2. Fascias and peritoneum

Muscles 4. and 5. are invested by the rectus sheath formed by the 3 oblique abdominal muscles 1.–3. The superior ¾ of 4. are completely invested by the rectus sheath, while the latter only covers the anterior aspect of the inferior ¼ below the arcuate line. The posterior aspect of 4. is only covered by the transversalis fascia and peritoneum. In its superior ¾ the anterior lamina of the rectus sheath is formed by 1. and half of 2., while the posterior lamina is formed by both 2. and 3.

Transversalis fascia and peritoneum are separated by the extraperitoneal space, the extent of which may markedly differ depending on the location. The retroperitoneal abdominal organs are found in the retroperitoneum. At the anterior abdominal wall the slender retroperitoneum often is known as the preperitoneal space (e.g., at the deep inguinal orifice).

The peritoneum (parietal serosa) invests the completely enclosed peritoneal cavity (exception: tube openings in women), and as visceral peritoneum it invests the intraperitoneal organs. Inferior to the umbilicus it forms three folds:
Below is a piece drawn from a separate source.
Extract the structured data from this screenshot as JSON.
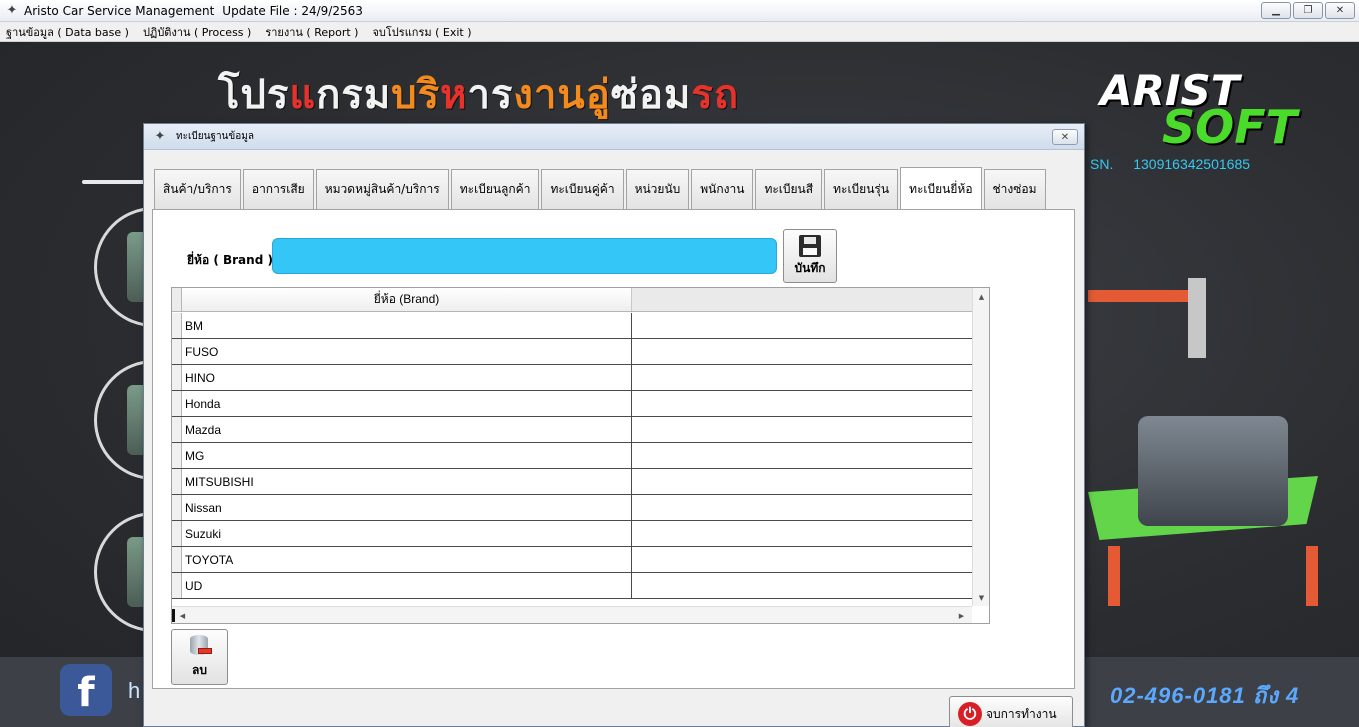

  • The single median umbilical fold (obliterated urachus/allantoic stalk)
  • The paired medial umbilical fold (former umbilical artery)
  • The paired lateral umbilical fold (inferior epigastric vessels)

3. Innervation and blood supply

The anterior abdominal wall is innervated by the anterior branches of spinal nerves Th7 – Th11, Th12 (subcostal nerve) and L1 (iliohypogastric nerve and ilioinguinal nerve).

Its cephalic superficial blood supply comes from the internal thoracic artery (→ musculophrenic artery), while caudad the blood is supplied by the superficial epigastric artery and superficial circumflex iliac artery (both branches of the femoral artery). The deep layers are supplied cephalad by the superior epigastric artery (internal thoracic artery), laterally from the intercostal vessels and caudad from the inferior epigastric artery and deep circumflex iliac artery (both branches of the external iliac artery). Venous drainage is via the corresponding (eponymous) veins.


Prof. Gebhard Reis, MD

Medical School (Department of Medicine)

Institute of Anatomy and Clinical Morphology/Head

Witten/Herdecke University